§ **Problem description**: If a line below contains the word "selected", count it; give only the total.

START Stored data

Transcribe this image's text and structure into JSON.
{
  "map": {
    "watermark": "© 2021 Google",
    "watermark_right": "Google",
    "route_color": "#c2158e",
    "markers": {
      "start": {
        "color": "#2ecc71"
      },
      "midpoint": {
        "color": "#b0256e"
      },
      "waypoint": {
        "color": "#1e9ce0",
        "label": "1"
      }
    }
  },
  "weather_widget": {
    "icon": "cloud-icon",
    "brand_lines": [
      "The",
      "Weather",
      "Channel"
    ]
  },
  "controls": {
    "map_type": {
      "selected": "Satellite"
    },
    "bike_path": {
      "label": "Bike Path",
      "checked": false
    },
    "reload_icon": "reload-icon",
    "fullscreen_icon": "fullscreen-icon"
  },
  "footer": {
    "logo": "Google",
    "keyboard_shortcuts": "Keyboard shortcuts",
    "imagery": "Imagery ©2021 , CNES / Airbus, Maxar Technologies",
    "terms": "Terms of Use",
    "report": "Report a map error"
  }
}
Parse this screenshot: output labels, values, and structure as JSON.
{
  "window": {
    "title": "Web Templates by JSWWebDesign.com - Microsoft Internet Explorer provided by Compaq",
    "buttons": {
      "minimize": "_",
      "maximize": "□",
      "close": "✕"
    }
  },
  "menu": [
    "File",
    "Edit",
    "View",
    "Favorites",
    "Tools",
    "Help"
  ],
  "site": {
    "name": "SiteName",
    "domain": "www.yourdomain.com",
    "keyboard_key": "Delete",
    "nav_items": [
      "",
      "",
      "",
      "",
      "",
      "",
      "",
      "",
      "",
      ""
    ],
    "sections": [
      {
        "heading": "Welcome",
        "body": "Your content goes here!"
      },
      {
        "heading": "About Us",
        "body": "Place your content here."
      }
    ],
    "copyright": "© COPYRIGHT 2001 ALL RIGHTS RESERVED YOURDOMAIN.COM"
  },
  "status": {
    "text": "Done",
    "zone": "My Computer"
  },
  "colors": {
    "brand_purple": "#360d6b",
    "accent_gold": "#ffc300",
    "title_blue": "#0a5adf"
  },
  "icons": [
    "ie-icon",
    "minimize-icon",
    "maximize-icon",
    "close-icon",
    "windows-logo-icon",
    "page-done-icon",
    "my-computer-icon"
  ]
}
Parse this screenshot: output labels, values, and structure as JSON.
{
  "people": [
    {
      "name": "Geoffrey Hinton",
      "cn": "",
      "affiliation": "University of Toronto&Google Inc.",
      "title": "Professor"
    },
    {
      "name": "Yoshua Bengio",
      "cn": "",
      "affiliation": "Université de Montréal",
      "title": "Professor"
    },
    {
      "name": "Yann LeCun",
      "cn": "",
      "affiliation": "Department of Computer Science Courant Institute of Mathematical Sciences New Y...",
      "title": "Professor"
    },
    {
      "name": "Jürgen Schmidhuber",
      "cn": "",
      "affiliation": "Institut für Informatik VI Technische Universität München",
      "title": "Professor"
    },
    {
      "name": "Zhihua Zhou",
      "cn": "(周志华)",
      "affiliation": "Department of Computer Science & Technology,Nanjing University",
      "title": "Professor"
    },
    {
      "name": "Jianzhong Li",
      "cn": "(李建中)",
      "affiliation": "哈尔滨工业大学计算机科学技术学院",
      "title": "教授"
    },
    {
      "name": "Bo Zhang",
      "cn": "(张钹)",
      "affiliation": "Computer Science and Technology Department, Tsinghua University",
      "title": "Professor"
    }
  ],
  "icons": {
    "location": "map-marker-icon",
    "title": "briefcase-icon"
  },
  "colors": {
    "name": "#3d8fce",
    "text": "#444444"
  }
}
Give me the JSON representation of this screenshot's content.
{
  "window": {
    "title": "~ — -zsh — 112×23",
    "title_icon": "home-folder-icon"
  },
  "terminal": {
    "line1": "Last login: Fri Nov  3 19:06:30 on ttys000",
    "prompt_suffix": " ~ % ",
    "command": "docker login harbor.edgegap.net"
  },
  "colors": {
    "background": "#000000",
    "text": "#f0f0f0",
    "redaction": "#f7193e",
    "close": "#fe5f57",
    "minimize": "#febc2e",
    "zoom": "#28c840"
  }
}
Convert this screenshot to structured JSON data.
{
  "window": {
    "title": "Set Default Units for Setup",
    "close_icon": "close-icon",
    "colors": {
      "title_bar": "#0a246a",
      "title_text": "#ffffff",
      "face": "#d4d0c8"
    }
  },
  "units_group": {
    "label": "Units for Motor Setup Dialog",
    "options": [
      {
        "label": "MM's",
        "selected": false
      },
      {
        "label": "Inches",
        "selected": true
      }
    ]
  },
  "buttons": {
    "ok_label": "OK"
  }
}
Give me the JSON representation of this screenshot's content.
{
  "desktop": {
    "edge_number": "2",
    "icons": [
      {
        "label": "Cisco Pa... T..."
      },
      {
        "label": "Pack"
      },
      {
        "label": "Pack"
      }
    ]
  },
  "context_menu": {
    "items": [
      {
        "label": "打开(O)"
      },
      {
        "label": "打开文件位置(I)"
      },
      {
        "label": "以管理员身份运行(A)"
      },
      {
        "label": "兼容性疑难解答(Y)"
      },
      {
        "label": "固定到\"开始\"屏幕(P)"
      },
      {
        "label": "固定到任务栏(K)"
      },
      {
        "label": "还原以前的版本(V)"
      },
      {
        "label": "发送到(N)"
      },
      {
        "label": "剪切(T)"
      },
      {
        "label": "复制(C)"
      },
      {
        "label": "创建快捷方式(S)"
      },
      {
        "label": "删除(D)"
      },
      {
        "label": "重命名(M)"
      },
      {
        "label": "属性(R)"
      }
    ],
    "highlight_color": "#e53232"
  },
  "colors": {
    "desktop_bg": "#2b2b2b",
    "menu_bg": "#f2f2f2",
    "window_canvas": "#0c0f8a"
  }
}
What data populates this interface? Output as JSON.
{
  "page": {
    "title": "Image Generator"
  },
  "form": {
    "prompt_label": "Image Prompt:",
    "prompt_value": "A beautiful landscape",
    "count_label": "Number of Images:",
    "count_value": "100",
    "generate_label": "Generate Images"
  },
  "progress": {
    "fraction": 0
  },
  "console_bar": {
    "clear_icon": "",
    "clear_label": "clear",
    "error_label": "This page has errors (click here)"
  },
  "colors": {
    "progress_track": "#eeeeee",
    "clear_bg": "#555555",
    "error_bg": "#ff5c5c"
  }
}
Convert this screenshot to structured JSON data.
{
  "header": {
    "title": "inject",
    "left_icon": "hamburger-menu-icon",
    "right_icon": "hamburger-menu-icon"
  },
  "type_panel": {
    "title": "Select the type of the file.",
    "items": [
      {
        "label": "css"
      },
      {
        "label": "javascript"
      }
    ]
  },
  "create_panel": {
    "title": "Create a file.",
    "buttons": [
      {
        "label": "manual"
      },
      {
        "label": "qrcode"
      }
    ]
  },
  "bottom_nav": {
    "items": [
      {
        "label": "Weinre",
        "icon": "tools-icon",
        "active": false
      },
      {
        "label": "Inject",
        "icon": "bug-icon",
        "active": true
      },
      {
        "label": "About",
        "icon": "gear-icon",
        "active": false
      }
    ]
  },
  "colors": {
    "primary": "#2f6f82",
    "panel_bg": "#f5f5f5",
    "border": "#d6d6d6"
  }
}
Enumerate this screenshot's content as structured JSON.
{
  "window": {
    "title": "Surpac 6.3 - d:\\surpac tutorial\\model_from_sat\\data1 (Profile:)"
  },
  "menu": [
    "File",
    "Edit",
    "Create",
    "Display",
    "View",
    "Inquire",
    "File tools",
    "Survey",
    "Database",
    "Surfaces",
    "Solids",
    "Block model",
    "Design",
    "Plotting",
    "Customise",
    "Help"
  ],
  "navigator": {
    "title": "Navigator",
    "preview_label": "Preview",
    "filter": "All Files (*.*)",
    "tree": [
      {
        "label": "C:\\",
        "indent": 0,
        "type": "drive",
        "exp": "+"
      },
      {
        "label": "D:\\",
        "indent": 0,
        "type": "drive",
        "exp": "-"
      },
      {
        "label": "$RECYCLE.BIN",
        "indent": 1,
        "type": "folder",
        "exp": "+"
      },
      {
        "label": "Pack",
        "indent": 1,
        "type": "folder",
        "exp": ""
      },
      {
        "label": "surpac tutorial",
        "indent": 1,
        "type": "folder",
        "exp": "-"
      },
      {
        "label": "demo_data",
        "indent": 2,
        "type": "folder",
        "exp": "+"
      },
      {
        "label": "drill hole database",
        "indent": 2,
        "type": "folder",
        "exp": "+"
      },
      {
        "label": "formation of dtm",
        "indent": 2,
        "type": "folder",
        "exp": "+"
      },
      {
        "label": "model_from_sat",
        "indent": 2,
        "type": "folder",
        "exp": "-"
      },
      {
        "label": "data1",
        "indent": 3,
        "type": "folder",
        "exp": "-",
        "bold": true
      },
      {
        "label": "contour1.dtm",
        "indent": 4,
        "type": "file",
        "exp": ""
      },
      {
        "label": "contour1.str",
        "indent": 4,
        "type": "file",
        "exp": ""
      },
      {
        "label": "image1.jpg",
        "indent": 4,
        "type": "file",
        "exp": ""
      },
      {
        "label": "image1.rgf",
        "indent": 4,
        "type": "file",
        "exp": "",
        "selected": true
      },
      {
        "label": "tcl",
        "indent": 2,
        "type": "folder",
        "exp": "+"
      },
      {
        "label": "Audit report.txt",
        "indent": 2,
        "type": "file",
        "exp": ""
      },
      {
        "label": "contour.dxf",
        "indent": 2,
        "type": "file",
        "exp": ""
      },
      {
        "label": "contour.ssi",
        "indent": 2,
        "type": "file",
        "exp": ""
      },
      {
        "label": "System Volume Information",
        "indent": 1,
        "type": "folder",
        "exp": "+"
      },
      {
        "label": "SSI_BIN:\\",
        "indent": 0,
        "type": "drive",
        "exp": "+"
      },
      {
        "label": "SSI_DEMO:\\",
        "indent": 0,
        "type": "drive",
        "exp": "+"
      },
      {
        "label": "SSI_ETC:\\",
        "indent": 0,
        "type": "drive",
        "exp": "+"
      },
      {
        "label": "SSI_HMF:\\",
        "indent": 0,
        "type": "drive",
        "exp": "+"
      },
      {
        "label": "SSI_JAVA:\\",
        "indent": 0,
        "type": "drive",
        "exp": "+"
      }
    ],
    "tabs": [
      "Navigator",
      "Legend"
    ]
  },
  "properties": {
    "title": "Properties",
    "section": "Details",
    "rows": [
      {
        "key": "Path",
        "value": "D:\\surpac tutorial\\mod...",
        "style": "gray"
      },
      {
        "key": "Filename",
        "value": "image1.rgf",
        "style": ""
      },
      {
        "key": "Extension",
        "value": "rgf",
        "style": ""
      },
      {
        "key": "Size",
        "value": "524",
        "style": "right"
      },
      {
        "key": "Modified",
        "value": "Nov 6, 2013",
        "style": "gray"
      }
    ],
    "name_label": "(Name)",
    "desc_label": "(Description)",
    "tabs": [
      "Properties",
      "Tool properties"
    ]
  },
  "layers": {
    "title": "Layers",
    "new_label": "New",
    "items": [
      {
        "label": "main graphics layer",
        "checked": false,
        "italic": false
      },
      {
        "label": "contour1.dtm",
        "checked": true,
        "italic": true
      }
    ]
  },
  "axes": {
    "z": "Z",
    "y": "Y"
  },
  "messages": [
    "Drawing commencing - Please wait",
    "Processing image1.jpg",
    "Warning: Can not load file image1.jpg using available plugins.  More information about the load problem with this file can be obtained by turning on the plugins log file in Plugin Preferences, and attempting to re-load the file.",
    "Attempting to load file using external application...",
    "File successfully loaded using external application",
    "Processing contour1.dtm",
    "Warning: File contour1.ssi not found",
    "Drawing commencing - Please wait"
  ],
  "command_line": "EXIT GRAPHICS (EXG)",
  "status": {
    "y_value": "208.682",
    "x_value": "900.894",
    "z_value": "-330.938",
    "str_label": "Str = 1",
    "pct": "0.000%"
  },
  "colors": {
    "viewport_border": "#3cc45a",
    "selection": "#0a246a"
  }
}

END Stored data

§ **Output of the exercise**: 4